I haven't seen any for sale, lately. They are fascinating. I would like to get one. The question is: where? Do they cost a lot? Are they hardy? What special care do they need?
You can sometimes find them for sale at garden centers but there are several reputable online sellers that you can buy them from as well.
They are a pretty high maintenance plant and not as fun as people might think. They need very high humidity, so raising them in a closed jar or terrarium is best. They can actually die if you feed them too often as it takes an enormous amount of energy to close their traps.
You may want to look at a few other carnivorous plants, like sundews or pitcher plants. These will be able to eat far more bugs and are less maintenance intensive. Plus, several of their varieties don't need special containers, so you can enjoy them in the open instead of behind glass.
I am writing an article and I wanted to know all the uses in the garden for the budding gardeners! fungicide hormone rooting compound fertilizer and why ants will stay at bay, children gardening with honey, perhaps fly traps with honey and watere... I need to be creative!
This link may be helpful to you: https://www.gardeningknowhow.com/garden-how-to/propagation/cuttings/honey-root-hormone.htm
I am growing a Venus fly trap from seeds. I live in the Carolinas, and I was wondering if I should lay out sphagnum moss when they start to produce traps, or lay it down while they are still a seed.
You should grow a Venus fly trap in a peat moss and sand mixture, which will provide mild acidity and help hold water without keeping soils too soggy. So, the sphagnum moss should be a part of the potting mix the venus trap resides in.
For more information on the care of venus fly trap, please visit the following link:
Should I use the tray method for Venus fly trap seed during germination? I have just planted new Venus fly trap seeds today. Also, I was wondering if I needed to start off light with a regular lamp instead of sunlight. I've been reading articles online and that's what it has been telling me to do.
I am not entirely sold on the idea of using the tray method for venus fly trap germination because I think you run the risk of saturating the potting medium, which in turn could rot the seed.
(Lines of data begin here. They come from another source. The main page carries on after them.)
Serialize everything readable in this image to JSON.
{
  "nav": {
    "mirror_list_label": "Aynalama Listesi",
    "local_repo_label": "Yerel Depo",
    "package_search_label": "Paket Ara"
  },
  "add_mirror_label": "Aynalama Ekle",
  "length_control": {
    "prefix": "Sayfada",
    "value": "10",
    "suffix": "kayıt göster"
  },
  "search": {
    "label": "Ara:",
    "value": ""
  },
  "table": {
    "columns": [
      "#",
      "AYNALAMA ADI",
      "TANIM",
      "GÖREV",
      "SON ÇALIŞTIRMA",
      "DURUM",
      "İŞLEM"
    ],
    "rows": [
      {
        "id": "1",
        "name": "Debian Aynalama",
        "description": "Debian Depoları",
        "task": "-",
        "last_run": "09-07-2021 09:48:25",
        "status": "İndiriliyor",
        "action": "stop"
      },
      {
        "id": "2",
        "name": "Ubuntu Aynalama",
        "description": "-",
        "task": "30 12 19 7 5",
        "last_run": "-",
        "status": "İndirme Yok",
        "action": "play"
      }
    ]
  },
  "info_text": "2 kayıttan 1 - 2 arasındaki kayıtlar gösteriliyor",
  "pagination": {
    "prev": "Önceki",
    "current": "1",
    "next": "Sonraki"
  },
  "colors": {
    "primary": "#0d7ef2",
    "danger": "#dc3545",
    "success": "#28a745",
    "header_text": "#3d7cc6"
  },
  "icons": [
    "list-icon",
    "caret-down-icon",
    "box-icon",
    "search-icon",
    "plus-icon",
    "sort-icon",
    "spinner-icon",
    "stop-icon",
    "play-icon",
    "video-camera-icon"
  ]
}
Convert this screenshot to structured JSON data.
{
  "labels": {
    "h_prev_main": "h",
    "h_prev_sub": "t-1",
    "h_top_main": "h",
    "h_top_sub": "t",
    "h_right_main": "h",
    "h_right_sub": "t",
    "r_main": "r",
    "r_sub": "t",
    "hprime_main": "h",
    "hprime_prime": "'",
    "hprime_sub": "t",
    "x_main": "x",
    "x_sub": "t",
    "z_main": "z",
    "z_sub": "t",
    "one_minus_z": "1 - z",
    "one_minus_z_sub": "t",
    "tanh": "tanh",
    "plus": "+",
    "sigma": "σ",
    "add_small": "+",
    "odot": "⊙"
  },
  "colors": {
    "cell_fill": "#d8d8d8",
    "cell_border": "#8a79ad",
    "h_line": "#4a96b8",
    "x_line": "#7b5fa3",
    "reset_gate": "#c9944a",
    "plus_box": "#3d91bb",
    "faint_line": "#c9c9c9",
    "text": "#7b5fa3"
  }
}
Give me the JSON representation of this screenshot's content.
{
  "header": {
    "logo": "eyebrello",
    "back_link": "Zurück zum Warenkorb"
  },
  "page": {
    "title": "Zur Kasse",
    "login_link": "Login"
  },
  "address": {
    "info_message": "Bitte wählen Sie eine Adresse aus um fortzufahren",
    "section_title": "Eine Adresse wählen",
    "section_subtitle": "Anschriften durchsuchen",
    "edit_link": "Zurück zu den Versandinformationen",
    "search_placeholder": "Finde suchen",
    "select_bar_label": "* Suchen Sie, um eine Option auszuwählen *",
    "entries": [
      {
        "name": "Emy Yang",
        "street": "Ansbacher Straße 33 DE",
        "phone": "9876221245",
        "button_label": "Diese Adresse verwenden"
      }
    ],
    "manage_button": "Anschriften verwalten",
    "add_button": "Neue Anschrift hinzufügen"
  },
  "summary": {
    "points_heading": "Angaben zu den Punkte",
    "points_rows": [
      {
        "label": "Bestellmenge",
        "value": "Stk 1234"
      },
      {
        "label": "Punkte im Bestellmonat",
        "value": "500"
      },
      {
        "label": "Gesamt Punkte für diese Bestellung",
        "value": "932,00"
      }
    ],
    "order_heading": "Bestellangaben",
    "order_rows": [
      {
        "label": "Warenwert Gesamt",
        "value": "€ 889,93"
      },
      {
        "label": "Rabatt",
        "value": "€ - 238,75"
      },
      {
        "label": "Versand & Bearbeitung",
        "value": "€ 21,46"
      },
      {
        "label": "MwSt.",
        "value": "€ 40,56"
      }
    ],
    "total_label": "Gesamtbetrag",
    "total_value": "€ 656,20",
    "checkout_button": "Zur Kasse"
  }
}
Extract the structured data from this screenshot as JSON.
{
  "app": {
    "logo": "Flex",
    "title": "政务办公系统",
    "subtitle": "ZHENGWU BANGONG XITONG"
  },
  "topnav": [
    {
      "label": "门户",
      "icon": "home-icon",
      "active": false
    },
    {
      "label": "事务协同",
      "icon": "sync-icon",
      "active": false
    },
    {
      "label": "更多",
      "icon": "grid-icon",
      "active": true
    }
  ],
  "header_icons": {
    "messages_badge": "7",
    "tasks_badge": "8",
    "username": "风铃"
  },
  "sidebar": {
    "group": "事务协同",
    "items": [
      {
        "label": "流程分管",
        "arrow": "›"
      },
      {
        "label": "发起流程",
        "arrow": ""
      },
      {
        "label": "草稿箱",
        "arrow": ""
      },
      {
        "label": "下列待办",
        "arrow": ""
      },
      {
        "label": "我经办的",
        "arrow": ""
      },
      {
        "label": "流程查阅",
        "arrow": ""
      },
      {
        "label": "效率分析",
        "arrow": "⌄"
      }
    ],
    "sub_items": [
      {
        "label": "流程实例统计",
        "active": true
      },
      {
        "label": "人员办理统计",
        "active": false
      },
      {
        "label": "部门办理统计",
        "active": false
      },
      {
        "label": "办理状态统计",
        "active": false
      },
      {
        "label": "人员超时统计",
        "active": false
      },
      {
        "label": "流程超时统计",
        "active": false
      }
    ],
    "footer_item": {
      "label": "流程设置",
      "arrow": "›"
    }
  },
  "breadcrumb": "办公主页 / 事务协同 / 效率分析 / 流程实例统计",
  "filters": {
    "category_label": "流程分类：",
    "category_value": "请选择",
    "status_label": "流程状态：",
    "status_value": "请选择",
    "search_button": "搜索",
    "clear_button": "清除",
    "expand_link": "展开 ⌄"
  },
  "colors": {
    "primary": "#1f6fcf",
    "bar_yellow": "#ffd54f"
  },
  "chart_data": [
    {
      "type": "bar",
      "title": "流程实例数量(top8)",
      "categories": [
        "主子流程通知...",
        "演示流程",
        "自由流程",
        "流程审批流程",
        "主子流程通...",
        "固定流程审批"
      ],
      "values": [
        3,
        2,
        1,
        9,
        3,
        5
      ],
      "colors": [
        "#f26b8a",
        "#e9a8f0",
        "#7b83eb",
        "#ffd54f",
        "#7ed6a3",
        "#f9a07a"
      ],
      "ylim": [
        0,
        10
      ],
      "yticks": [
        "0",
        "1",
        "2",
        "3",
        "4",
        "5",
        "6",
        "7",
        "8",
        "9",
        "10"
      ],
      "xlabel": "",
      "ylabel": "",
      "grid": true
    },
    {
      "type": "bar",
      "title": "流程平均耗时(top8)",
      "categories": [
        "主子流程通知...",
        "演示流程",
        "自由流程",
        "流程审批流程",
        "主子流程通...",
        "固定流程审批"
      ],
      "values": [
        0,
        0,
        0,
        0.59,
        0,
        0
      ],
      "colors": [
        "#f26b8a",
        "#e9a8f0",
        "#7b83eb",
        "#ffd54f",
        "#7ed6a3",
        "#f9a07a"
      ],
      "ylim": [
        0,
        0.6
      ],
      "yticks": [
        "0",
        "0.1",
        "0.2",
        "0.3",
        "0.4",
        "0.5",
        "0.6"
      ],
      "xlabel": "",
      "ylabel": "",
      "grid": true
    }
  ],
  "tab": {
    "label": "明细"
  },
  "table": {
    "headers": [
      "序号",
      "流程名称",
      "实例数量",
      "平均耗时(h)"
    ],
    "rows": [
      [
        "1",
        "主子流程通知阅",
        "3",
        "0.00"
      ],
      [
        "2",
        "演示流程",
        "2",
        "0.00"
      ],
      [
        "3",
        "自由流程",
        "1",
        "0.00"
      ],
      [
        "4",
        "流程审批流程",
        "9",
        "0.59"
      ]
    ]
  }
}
I would pursue this method of watering perhaps later on when you have a more established plant. I would also suggest starting off your seed in bright indirect light versus putting it in direct sunlight.
For more information on growing venus fly trap, please visit the following link:
Place your germination chamber somewhere with bright indirect light.
Can you tell me why the traps don't close when an insect goes in it?
The insects may not be triggering the closing mechanism. There are three hairs inside each trap. For the trap to close, at least two of these three hairs must be triggered. Look carefully along the midrib of the leaf and you should be able to see the hairs. Additionally, the traps may become inactive if triggered too many times. A single trap can only open and close a couple of times before it will no longer function.
Also, these plants respond best in full sun or bright light (for at least 4 hrs a day), so make sure your is receiving adequate lighting.
Finally, VFT have a dormancy period of which they will not "eat" anything.
I have had a venus fly trap for a few weeks. I use distilled water and it gets several hours of filtered sunlight per day. Now 2 traps are turning black. What should I do? Thanks
Each trap will normally die after it has digested a few flies, and the plant will grow a new trap to replace it. However, if all the traps turn black at once, this could be a sign of trouble. Overfeeding (too many flies caught at once) or addition of fertilizer (Venus fly traps do not need fertilizer) can cause this as these can be sources of stress.
Do Venus fly traps do well in a terrarium? Thank you, Jim.
Venus fly traps can have difficulty in a terrarium for several reasons. One is that terrariums can get hot inside (by the greenhouse effect). They also need soil drainage to prevent root rot, but a terrarium that has drainage holes in the bottom can take care of that.
Venus fly traps do need some humidity, but it can also get excessively humid inside a terrarium, so if you do grow one in a terrarium, make sure there are ventilation holes in the top.